(Data about app and page elements)

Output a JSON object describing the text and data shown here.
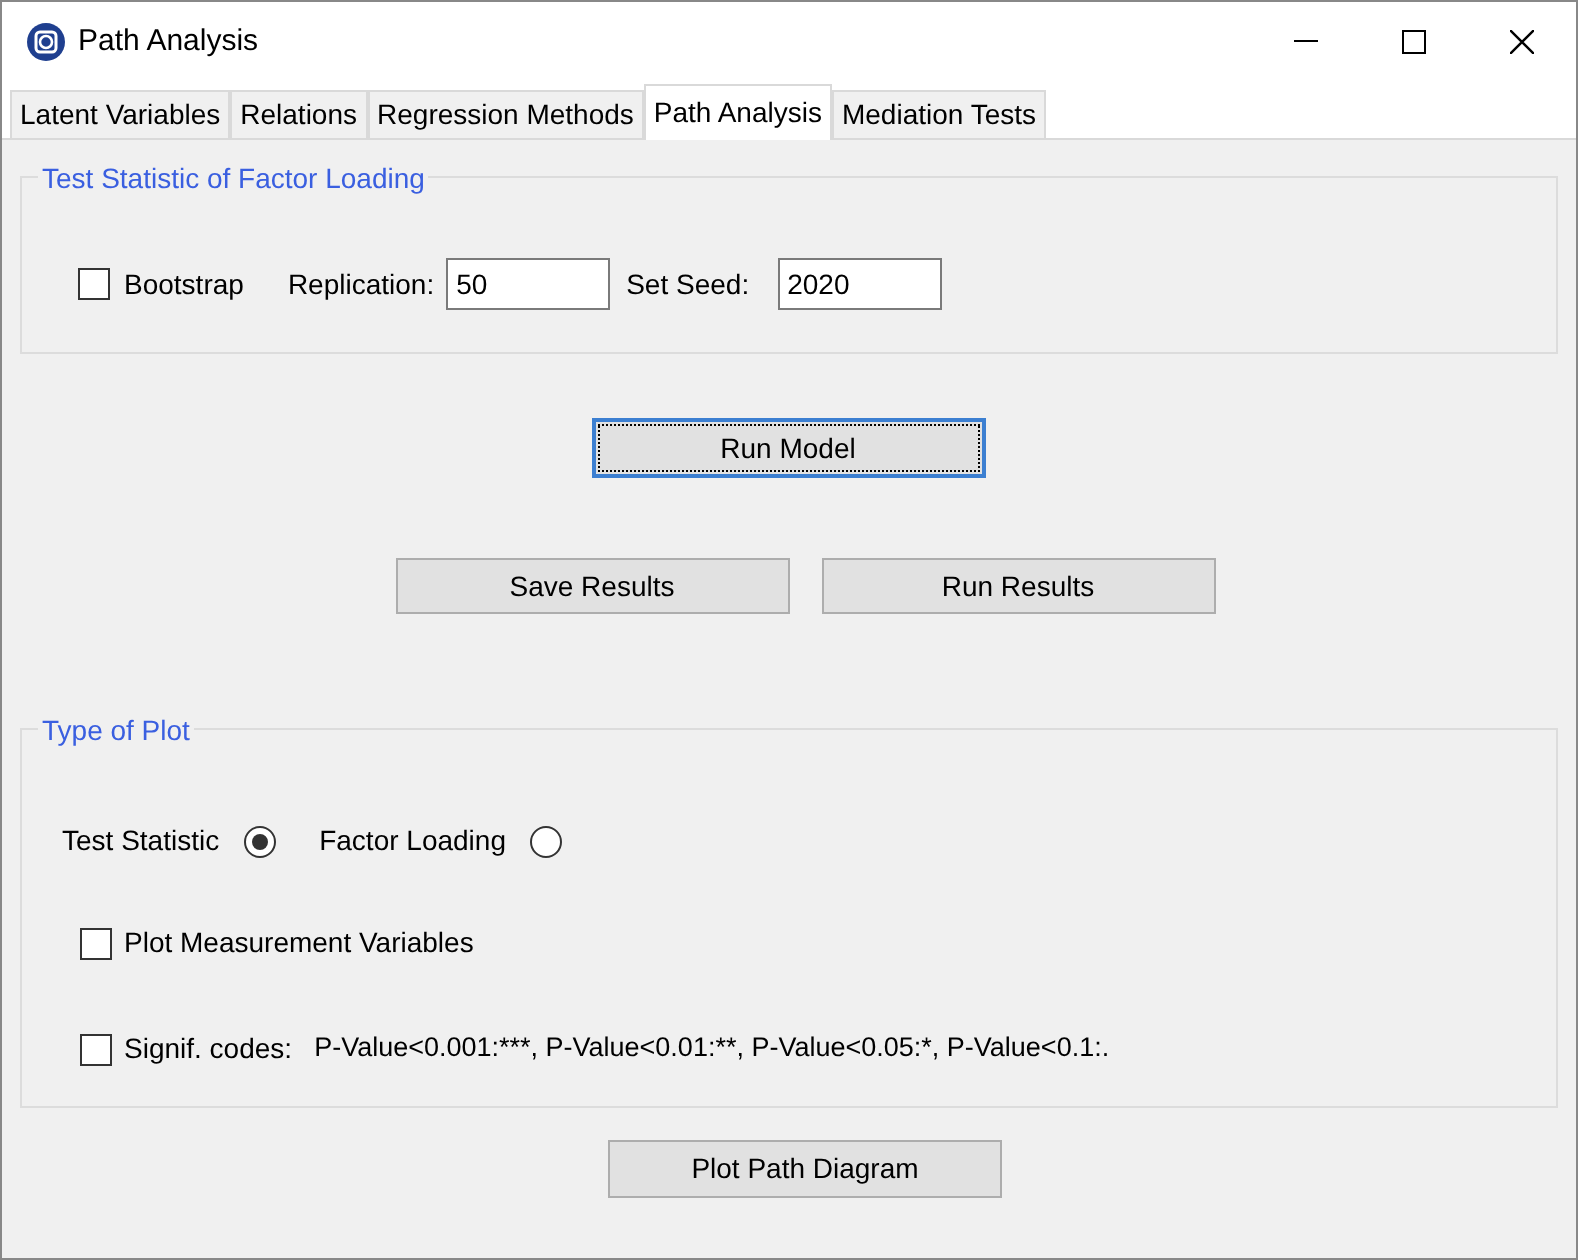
{
  "window": {
    "title": "Path Analysis"
  },
  "tabs": [
    {
      "label": "Latent Variables",
      "selected": false
    },
    {
      "label": "Relations",
      "selected": false
    },
    {
      "label": "Regression Methods",
      "selected": false
    },
    {
      "label": "Path Analysis",
      "selected": true
    },
    {
      "label": "Mediation Tests",
      "selected": false
    }
  ],
  "test_statistic_group": {
    "title": "Test Statistic of Factor Loading",
    "bootstrap": {
      "label": "Bootstrap",
      "checked": false
    },
    "replication": {
      "label": "Replication:",
      "value": "50"
    },
    "seed": {
      "label": "Set Seed:",
      "value": "2020"
    }
  },
  "run_model_button": "Run Model",
  "save_results_button": "Save Results",
  "run_results_button": "Run Results",
  "plot_group": {
    "title": "Type of Plot",
    "plot_types": [
      {
        "label": "Test Statistic",
        "selected": true
      },
      {
        "label": "Factor Loading",
        "selected": false
      }
    ],
    "measurement": {
      "label": "Plot Measurement Variables",
      "checked": false
    },
    "signif": {
      "label": "Signif. codes:",
      "checked": false,
      "codes": "P-Value<0.001:***, P-Value<0.01:**, P-Value<0.05:*, P-Value<0.1:."
    }
  },
  "plot_button": "Plot Path Diagram"
}
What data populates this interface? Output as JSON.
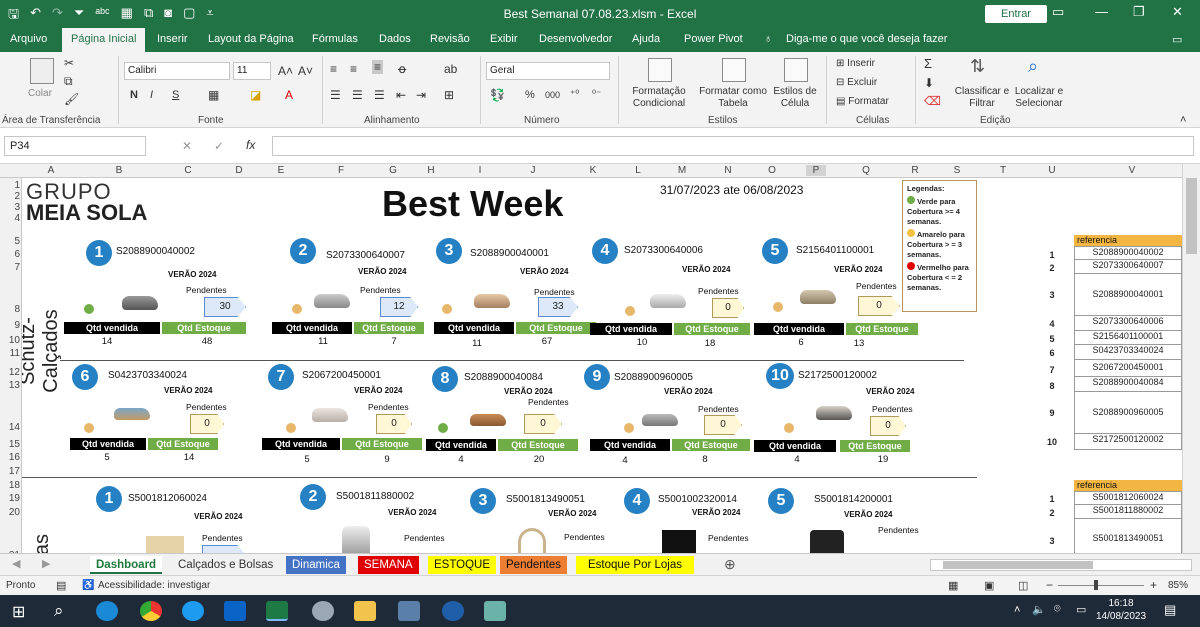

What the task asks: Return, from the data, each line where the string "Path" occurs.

Response box:
    "title": "Path Analysis"
      "label": "Path Analysis",
  "plot_button": "Plot Path Diagram"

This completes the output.